Goa is a small state located on the Konkan coast, Western India. It borders Maharashtra to the north and Karnataka to the east and south. The Arabian sea flanks the entire state coast line. It is India’s smallest state by area and the fourth smallest by population.
Biomes, Ecosystems and Habitats
Goa is under the influence of two global biomes – the marine biome of the Arabian sea and the terrestrial forest biome of the Western Ghats. Despite having a 101 kilometer long coastline, most local communities as well as tourists in Goa are unaware of the marine and coastal biodiversity of the state. Marine species such as coral reefs, Humpback dolphins, Finless porpoise, Green and Olive Ridley turtles are all found in Goa, along with a diverse range of fish life including lion fish, cuttlefish and stingrays.
While the state presents an astonishing diversity of endemic species, habitats and ecosystems and is part of the global biodiversity hotspot, the Western Ghats (Myers 2000), it is rapidly declining under the threat of unregulated development and tourism, mining, over-fishing and pollution.

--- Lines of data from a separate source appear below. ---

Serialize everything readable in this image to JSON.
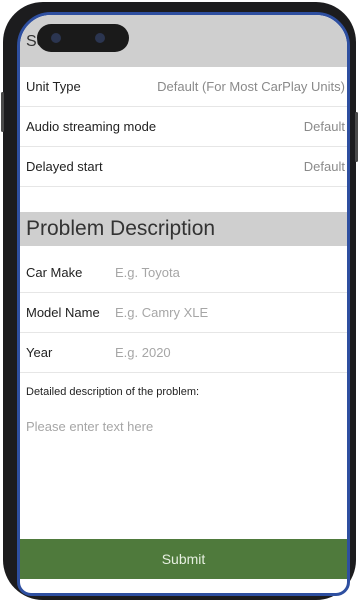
{
  "settings": {
    "header_title": "Settings",
    "rows": [
      {
        "label": "Unit Type",
        "value": "Default (For Most CarPlay Units)"
      },
      {
        "label": "Audio streaming mode",
        "value": "Default"
      },
      {
        "label": "Delayed start",
        "value": "Default"
      }
    ]
  },
  "problem": {
    "header_title": "Problem Description",
    "fields": [
      {
        "label": "Car Make",
        "placeholder": "E.g. Toyota"
      },
      {
        "label": "Model Name",
        "placeholder": "E.g. Camry XLE"
      },
      {
        "label": "Year",
        "placeholder": "E.g. 2020"
      }
    ],
    "detail_label": "Detailed description of the problem:",
    "detail_placeholder": "Please enter text here"
  },
  "submit_label": "Submit",
  "colors": {
    "header_bg": "#cfcfcf",
    "submit_bg": "#4f7a3c",
    "frame_accent": "#2e4fa0"
  }
}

The state is also vulnerable to climate change related impacts, such as sea level rise and species extinction and habitat loss. It is imperative that we address these issues immediately through robust and sustained marine conservation initiatives.